Background and aims: Recent results from long-term follow-up of a large number of patients who have undergone gastric resection for early gastric cancer (EGC) have not yet been fully evaluated.
Patients and methods: A total of 848 patients who had undergone gastric resection for EGC (262 female, 586 male; mean age 58.0 years; range 20-86 years) were studied with respect to surgical technique, long-term survival and prognostic factors on the basis of current TNM classification.
Results: Death related to recurrence occurred in only eight patients (0.9%). Hematogenous metastasis to the liver or bone represented the most common pattern of recurrence, developing in six of the eight recurrences (75%). The 5-year and 10-year cancer-related survival rates were 98.6% and 94.8%, respectively. The 5-year and 10-year overall survival rates were 95.2% and 85.0%, respectively. Lymph node metastasis represented an independent prognostic factor when analyzed on the basis of cancer-related survival.
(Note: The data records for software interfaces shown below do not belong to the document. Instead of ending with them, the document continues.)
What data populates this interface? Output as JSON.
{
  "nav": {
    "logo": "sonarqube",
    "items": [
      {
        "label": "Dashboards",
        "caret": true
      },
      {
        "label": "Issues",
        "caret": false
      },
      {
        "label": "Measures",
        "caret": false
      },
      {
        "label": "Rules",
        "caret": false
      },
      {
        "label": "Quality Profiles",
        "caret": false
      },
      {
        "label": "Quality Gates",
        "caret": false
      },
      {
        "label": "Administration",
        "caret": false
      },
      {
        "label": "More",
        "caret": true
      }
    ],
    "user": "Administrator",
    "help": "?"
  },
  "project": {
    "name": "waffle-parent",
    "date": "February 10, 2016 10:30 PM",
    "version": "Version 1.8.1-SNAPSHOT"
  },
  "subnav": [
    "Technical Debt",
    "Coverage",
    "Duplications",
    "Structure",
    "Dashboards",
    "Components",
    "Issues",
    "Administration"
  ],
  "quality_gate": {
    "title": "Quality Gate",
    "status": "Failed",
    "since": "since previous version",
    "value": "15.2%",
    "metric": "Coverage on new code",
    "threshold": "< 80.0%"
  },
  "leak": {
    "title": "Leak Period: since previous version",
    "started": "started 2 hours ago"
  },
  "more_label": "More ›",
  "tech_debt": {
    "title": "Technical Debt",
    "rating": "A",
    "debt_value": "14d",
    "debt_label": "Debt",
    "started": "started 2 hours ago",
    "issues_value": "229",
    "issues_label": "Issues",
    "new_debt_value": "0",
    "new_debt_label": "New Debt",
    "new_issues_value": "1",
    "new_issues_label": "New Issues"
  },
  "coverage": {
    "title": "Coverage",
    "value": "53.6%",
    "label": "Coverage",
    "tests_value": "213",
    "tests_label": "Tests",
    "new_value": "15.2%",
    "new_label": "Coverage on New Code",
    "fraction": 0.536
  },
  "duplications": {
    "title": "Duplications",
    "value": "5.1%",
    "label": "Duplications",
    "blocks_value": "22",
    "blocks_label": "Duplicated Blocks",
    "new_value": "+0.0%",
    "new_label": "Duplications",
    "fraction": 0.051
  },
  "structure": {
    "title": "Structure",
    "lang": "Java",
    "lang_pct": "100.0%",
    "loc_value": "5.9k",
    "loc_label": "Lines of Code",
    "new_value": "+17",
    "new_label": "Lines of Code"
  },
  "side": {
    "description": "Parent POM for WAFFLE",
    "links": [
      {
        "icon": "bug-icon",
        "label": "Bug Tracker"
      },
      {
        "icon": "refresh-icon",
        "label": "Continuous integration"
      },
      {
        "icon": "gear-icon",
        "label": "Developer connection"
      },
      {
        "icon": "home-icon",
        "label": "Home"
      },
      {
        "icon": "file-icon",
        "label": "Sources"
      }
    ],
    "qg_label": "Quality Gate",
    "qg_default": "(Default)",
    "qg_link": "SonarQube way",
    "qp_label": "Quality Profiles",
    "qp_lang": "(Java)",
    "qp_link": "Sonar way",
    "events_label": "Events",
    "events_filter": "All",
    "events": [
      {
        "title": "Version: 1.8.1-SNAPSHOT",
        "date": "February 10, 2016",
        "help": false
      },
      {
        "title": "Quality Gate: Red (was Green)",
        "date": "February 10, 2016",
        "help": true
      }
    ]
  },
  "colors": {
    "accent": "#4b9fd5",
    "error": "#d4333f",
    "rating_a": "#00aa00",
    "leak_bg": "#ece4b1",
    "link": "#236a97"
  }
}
Conclusion: The present findings indicate that long-term survival of patients who undergo gastric resection for EGC is extremely good and that lymph node metastasis represents an independent prognostic factor when analyzed according to cancer-related survival. Future developments for the treatment of EGC are expected to improve quality of life for patients after gastric resection.